2009 marked the 50th anniversary of the Physicist Richard Feynman’s speech to the American Physical Society in 1959 where he foresaw the coming age of nanotechnology. Much of his vision of atomic level fabrication and nanoscale surgical robots in the bloodstream are yet to be realised. However, the Electronics industry has surged relentlessly down this path, following the now famous Moore’s law which says that the number of electronic building blocks called transistors on a chip roughly doubles every two years.
Ever since 1965 when Gordon Moore, the co-founder of Intel, foresaw this exponential decrease in the sizes of individual transistors on a computer chip, this unbridled advance of electronics has allowed progressively more powerful and compact computers. But as applications and user aspirations demand ever more powerful computers, Moore’s law is finally coming against the brick wall of Quantum Physics.

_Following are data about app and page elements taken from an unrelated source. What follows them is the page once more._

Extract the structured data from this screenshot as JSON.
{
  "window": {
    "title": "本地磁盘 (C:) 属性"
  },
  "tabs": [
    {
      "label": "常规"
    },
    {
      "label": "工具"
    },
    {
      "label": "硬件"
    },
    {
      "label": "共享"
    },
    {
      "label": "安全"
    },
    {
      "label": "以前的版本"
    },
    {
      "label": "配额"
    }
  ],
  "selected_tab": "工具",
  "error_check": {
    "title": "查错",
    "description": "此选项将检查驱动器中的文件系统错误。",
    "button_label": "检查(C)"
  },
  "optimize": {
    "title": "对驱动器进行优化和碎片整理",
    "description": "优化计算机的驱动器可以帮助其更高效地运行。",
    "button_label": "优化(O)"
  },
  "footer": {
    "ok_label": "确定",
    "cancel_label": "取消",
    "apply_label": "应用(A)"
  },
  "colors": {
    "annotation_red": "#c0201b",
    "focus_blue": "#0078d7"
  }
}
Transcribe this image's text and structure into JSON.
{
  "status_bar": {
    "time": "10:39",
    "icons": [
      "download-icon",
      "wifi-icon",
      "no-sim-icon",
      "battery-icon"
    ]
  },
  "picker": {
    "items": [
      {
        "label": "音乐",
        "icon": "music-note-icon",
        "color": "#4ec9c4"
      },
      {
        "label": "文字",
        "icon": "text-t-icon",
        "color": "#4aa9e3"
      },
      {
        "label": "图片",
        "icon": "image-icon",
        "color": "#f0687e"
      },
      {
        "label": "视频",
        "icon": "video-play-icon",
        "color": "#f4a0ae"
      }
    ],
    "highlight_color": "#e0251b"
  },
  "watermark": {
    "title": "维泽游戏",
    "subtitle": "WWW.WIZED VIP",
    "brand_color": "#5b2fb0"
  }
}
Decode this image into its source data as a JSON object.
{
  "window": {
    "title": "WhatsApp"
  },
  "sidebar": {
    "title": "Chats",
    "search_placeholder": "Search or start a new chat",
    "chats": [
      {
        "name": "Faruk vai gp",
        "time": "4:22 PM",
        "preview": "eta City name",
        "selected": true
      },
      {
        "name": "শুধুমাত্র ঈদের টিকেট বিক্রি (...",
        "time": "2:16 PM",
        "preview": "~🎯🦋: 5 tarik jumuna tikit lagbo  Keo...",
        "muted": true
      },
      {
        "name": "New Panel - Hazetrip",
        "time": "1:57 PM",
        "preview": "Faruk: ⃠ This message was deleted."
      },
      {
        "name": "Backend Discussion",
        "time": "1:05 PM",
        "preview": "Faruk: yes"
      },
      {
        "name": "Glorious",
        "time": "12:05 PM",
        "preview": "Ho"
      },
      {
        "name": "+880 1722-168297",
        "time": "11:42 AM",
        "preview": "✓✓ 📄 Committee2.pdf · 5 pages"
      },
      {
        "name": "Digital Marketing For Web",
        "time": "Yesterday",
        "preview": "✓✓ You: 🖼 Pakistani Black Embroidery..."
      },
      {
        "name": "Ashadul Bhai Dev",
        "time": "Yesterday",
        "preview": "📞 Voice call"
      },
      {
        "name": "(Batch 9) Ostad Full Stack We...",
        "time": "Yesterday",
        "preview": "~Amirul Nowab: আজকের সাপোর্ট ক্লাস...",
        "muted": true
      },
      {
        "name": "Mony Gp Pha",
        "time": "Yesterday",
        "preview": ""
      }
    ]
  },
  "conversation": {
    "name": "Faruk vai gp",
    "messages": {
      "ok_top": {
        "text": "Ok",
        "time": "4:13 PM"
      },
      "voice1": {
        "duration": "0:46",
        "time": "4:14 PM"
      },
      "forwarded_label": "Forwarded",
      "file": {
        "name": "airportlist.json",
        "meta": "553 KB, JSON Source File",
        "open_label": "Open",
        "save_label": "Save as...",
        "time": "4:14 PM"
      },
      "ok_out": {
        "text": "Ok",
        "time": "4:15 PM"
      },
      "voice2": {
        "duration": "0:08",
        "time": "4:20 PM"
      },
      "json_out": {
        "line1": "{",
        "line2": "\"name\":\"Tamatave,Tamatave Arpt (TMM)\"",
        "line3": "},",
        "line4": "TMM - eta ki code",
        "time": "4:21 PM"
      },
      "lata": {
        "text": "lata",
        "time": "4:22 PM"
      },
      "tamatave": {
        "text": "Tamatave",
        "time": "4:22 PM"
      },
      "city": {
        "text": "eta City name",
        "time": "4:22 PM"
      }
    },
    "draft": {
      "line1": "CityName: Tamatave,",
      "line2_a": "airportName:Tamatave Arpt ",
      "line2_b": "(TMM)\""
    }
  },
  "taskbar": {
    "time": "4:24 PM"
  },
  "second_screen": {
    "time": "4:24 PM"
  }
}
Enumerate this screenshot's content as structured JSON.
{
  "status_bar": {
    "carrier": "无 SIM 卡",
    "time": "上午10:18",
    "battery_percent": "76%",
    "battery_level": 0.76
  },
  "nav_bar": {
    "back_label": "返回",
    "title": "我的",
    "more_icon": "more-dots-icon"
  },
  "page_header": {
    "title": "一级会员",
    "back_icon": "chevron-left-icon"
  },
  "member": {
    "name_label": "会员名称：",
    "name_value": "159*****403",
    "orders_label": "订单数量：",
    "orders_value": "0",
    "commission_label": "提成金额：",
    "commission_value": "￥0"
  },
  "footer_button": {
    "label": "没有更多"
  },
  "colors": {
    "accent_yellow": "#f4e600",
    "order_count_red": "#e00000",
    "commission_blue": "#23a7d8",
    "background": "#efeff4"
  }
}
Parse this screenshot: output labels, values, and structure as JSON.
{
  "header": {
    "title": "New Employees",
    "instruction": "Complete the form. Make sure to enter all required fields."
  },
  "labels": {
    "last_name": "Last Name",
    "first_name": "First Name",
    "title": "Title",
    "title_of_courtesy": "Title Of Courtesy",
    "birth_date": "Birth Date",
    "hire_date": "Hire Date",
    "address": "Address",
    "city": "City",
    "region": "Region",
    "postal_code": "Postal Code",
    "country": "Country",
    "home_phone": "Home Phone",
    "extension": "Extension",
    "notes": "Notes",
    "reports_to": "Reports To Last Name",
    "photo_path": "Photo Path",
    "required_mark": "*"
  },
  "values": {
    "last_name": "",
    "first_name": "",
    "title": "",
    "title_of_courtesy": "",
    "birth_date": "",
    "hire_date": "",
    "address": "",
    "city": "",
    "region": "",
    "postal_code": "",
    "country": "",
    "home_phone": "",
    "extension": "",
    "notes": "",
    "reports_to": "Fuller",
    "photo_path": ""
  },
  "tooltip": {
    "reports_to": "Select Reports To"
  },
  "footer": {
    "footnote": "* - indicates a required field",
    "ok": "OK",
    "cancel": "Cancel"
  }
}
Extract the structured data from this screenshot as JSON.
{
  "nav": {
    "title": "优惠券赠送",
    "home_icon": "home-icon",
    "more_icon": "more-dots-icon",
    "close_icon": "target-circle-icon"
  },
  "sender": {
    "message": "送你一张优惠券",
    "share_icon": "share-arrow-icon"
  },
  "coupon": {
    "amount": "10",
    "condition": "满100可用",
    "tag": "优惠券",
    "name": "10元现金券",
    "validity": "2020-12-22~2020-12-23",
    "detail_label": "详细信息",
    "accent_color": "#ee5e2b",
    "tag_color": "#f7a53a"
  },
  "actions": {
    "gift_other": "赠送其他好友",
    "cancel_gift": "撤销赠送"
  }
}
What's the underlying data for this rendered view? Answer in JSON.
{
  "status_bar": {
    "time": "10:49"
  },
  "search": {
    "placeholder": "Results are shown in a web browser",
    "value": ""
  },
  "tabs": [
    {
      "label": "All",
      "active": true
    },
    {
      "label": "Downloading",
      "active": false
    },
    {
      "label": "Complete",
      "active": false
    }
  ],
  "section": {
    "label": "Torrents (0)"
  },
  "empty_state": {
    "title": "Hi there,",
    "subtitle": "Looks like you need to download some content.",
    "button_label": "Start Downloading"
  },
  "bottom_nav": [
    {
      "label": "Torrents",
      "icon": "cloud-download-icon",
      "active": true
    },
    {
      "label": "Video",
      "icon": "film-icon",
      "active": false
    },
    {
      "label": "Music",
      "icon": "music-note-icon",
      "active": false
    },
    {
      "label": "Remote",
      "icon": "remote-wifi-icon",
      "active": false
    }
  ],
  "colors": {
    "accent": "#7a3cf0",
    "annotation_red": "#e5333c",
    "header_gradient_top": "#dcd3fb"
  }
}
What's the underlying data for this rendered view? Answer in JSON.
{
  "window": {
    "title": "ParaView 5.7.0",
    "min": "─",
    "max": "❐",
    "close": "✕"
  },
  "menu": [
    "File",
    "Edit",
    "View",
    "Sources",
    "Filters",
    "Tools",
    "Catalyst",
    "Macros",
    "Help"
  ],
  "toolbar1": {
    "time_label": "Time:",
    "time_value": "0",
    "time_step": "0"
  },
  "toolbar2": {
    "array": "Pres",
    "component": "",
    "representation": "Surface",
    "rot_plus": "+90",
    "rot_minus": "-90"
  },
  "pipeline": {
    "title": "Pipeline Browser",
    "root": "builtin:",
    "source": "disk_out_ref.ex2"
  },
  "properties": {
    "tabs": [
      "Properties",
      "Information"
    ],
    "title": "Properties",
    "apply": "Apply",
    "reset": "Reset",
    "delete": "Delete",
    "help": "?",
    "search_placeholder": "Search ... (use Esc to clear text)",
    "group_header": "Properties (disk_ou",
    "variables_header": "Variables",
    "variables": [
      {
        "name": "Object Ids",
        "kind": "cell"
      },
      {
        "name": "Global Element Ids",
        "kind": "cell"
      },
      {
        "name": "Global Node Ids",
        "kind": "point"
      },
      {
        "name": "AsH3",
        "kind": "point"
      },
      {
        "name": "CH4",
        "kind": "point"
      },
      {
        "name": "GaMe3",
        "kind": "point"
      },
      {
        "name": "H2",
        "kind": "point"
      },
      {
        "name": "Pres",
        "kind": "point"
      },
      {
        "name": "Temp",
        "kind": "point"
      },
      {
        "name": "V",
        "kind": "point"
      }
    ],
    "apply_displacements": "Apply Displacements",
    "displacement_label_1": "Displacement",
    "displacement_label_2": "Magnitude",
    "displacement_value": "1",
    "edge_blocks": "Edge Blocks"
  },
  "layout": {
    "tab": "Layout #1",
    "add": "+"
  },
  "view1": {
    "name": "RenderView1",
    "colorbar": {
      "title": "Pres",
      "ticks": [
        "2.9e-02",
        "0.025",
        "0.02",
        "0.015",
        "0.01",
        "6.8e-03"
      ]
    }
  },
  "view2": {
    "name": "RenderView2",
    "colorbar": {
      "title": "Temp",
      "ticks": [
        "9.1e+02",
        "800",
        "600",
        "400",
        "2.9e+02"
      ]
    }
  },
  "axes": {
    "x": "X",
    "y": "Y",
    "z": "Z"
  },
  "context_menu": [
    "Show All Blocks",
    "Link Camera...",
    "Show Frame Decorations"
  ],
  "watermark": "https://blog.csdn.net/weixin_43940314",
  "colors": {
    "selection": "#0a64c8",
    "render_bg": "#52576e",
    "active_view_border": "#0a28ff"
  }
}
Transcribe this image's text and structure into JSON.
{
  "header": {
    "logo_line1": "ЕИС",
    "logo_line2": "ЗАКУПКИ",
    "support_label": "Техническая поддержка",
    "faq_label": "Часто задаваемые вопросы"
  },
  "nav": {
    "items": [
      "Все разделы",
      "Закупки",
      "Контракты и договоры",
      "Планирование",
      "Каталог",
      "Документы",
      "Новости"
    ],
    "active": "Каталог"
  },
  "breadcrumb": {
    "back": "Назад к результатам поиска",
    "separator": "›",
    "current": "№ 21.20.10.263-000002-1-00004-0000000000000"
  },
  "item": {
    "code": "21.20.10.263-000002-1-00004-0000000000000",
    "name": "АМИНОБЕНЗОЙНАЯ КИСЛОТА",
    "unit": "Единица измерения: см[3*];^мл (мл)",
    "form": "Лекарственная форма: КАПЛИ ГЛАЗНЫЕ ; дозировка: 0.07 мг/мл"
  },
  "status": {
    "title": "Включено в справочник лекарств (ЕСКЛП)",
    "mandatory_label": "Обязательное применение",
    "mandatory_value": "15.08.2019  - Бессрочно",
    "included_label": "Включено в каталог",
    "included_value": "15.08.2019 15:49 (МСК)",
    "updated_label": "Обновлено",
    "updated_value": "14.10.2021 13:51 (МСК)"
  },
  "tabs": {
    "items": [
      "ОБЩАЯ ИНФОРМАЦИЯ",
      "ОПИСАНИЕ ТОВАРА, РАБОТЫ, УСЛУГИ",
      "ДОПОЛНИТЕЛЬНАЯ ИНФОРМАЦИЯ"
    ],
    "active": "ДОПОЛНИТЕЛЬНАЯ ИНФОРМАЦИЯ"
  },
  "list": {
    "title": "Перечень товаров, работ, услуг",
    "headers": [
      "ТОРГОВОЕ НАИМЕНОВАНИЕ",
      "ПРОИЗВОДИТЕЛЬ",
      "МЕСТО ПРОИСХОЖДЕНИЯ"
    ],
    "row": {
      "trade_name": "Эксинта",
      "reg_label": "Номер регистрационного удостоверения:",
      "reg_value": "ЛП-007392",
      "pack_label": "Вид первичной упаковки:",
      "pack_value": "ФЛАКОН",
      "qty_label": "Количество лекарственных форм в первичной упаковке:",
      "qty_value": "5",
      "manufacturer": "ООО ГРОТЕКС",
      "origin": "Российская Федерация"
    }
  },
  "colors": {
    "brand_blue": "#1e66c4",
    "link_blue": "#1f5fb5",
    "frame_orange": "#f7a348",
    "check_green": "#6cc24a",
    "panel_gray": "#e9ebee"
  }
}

Transistors on today’s chips are only of the order of a millionth of an inch, nearing the subatomic level where large scale physical laws break down and the uncertainties of Quantum Mechanics take over.
Scientists are now looking at ways to redesign the transistor in such a way as to take advantage of the quantum laws. All such approaches mean a shift from Silicon, which is used near-universally today. One promising new material is Graphene which is a one atom thick sheet of Graphite, one of the pure forms of elemental Carbon.
Graphene was only isolated in 2004 by peeling off a layer from Graphite using scotch tape. Since then, ways have been found to grow Graphene on Silicon Carbide and to deposit it from a solution. The thermal and electronic properties of Graphene have been found ideal for transistor operation. Current carriers in Graphene can travel very fast while picking up very low noise. Very high ability to conduct heat also makes it attractive in densely packed integrated circuits which need to dissipate heat efficiently.
Integrated circuits found on computer chips are essentially a clever combination of millions of transistors and other electronic elements in a logical circuit that achieves a certain output depending on the inputs. Individual transistors, connected to form electronic switches lie at the heart of the circuit. Mechanical switches can be flipped on and off to control the flow of current through a circuit. Similarly, transistors have a channel through which the flow of current is regulated by the voltage at a terminal called gate. When the gate voltage is flipped between high and low, the transistor channel can be flipped on and off. By cascading many thousands of such switches or gates, complicated logical operations can be performed electronically.
Although single transistors of Graphene had already been demonstrated, it was only recently that a Graphene Gate was demonstrated. Floriano Traversi and Roman Sordan from Politecnco di Milano and Valeria Russo from the Department of Energy, Micro and Nano structured materials laboratory, both in Italy reported in Applied Physics Letters, their demonstration of a Graphene Inverter. An Inverter is the most basic logic gate, which gives a low output if the input is high and vice versa, essentially inverting the input at the output.
The researchers deposited two adjacent Graphene layers on a Silicon substrate cove red with oxide to form the channels of two different transistors. Metal contacts were then formed behind the Silicon substrate to act as the controlling gate and in between the Graphene layers so that they were connected end to end. In an ingenious step, they then electrically annealed just one of the graphite channels so that the gate voltage at which it flips from off to on changed. If a constant voltage is now applied across both the transistors together, the output voltage at the terminal they share will depend on which transistor is off and which is on. By controlling the gate voltage, the scientists then controlled the channel conductivities and hence the output voltage.
Tying together many such switches in a circuit similar to the Silicon Integrated Circuits, much faster computer chips with lesser noise can be obtained. But this technology is yet only in a nascent stage. Output voltage from the demonstrated gate does not switch between values that can be directly fed to another gate input. Also, unlike today’s Silicon switches, this Graphene gate cannot be turned fully off shutting off current completely. So, they dissipate power even while not switching.
Silicon electronics has matured today after continuous improvements over half a century. The intense research interest and rapid progress in Graphene based devices and this demonstration of the feasibility of Graphene integrated circuits indicates that post Silicon Electronics might be just around the corner. Moore’s law will probably continue its resilience into the near future.